But lack of vision and leadership in city/county government does not stop there.  Just consider the deplorable state of our bus transportation. Virtually every time I try to travel northward out of downtown during rush hour, I find packed buses--with frequent wait of 2-3 buses before there is a space for me.   Bus service out of south Lake Union is the same.  Instead of adding bus service to facilitate rush hour commuters and attract more users, Metro has been talking about bus cutbacks. This is failed leadership.  Unworthy of a forward looking, progressive city.

An initiative will be placed before Seattle voters to provide money for more bus routes.  Pass it and use the funds to radically improve commuter bus service.

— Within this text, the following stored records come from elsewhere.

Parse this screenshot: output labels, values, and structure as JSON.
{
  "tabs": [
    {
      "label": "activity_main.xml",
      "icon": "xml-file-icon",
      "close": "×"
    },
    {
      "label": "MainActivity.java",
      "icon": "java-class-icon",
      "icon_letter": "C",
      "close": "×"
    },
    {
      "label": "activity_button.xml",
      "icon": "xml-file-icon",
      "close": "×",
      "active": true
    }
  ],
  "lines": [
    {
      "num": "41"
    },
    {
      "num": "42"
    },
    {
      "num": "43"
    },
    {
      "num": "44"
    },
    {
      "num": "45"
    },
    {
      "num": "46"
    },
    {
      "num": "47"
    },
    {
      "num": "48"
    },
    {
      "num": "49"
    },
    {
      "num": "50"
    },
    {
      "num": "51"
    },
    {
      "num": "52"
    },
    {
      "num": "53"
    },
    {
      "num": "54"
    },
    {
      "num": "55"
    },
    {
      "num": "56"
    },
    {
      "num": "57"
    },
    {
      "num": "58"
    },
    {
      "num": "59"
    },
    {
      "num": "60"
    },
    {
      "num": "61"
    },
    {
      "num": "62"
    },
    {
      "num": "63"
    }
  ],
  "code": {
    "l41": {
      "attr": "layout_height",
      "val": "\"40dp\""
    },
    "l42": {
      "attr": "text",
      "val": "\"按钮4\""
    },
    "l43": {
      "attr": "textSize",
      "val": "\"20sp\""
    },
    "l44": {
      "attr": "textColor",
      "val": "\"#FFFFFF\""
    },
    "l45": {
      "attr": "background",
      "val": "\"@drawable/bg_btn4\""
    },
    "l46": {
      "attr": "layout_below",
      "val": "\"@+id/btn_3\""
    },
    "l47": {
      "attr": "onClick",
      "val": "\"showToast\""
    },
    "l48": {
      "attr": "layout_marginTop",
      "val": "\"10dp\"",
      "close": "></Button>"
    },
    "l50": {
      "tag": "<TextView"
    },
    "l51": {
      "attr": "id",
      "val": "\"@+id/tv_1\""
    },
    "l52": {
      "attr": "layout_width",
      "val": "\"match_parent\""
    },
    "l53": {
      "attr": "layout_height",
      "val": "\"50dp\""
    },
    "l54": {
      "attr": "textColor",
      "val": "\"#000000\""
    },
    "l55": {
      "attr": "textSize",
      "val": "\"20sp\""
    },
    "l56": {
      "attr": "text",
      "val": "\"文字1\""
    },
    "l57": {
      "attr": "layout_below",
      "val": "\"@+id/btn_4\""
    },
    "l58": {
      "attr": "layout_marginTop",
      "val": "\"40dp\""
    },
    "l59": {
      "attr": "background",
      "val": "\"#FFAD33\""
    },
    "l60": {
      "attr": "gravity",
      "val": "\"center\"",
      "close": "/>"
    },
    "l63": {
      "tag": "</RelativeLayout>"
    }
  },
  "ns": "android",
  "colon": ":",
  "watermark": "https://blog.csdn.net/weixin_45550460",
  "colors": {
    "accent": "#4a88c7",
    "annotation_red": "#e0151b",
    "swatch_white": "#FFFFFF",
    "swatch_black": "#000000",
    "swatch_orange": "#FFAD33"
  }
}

I think the citizens of Seattle have to make it clear to our political leadership that we expect a different approach, with rapid action to repair the trail, build a protected bike lane into downtown, and fix the inadequate bus service.  The current situation is an embarrassment of a supposedly world-class city.

Personally, I am worried for my own safety as a bicycle commuter.   Commuting home on dark, wet nights will soon be made much more dangerous due to the bumps and sharp trail edges.  Many of them will invisible under the fall leaves.  I have taken several tumbles in my years of commuting, and hope I won't be seriously injured this year by another.  But I will keep on commuting by bike.  It is a wonderful way to get some exercise, saves lots of money, reduces my carbon footprint, and allows a relaxing commune with nature.  Many of us love the trail.  But it is endangered and needs our attention.


The Burke-Gilman Trail in Seattle is the responsibility of Seattle Parks and Recreation

The acting superintendent is Christopher Williams.  Perhaps you might want to let him know your feelings about the trail:

Further Comment:

There  has been quite a bit of push back regarding my comments about the 125th St. road "diet."    My point is that money is limited.  The same amount of funding could have fixed the trail I suspect, with far more positive impact for cyclists.   My more general point is that there are a lot of expensive pet projects funded (e.g., the south lake union trolley), but no comprehensive view of what is needed and no real prioritization for the high-impact projects